_Dataset excerpts_.

☆ ☆ ☆ ☆ ☆

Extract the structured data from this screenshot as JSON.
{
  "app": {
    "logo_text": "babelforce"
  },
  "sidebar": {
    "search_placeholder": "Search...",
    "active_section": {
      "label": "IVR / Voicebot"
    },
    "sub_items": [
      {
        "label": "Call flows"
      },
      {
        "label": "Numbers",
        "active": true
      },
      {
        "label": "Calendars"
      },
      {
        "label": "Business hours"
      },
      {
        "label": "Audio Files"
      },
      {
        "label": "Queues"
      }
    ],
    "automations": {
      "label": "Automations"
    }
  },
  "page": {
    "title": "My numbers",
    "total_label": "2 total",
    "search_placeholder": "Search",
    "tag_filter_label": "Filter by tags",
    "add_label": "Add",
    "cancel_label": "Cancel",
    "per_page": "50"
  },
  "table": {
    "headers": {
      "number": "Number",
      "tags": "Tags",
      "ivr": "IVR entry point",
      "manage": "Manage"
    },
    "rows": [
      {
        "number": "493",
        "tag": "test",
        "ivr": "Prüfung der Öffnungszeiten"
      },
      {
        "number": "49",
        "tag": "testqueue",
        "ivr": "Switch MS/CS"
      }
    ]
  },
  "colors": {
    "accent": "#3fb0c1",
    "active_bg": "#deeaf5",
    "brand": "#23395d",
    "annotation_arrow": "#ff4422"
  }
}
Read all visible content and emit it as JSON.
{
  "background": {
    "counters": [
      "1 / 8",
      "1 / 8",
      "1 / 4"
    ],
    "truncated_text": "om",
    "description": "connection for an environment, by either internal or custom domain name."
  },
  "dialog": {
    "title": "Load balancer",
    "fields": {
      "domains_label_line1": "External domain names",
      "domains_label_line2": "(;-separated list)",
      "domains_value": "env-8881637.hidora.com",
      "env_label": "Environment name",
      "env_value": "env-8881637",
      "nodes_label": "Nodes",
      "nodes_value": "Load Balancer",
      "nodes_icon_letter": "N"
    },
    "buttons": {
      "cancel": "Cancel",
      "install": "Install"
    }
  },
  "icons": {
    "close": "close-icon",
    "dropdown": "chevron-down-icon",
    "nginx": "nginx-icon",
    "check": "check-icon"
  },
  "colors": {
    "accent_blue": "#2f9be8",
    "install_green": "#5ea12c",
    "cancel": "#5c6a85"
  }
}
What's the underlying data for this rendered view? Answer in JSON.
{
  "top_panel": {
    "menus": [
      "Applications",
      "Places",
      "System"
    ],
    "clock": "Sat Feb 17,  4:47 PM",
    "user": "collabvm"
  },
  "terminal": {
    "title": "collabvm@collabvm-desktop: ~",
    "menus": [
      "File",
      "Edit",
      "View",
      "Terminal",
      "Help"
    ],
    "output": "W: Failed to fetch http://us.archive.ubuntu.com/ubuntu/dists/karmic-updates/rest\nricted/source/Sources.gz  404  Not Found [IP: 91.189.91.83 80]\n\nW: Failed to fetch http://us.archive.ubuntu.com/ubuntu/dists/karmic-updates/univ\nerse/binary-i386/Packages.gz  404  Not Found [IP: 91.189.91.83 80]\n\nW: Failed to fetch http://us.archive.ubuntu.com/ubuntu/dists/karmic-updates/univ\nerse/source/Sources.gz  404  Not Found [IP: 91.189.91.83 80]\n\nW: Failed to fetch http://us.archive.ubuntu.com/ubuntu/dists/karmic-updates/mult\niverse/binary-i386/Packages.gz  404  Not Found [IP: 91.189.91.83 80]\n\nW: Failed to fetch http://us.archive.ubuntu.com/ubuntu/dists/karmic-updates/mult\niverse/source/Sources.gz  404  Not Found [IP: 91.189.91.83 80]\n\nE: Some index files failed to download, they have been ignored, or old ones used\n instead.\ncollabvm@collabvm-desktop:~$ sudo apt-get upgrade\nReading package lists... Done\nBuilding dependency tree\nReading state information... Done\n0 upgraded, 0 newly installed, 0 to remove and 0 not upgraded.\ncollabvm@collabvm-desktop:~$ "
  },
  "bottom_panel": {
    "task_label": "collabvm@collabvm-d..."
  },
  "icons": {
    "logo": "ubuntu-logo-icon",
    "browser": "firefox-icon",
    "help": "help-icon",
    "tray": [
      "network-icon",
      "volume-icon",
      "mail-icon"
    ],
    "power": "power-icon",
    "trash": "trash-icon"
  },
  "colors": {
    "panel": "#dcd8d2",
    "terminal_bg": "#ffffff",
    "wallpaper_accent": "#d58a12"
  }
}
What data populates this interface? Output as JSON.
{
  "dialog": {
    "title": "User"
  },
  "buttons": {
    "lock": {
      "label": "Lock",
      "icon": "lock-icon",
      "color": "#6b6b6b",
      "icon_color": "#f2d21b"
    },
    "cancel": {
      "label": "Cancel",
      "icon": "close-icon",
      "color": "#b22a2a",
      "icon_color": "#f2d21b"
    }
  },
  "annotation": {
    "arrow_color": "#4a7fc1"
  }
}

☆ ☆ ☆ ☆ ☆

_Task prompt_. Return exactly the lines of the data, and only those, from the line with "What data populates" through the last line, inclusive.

_The answer_.
What data populates this interface? Output as JSON.
{
  "dialog": {
    "title": "User"
  },
  "buttons": {
    "lock": {
      "label": "Lock",
      "icon": "lock-icon",
      "color": "#6b6b6b",
      "icon_color": "#f2d21b"
    },
    "cancel": {
      "label": "Cancel",
      "icon": "close-icon",
      "color": "#b22a2a",
      "icon_color": "#f2d21b"
    }
  },
  "annotation": {
    "arrow_color": "#4a7fc1"
  }
}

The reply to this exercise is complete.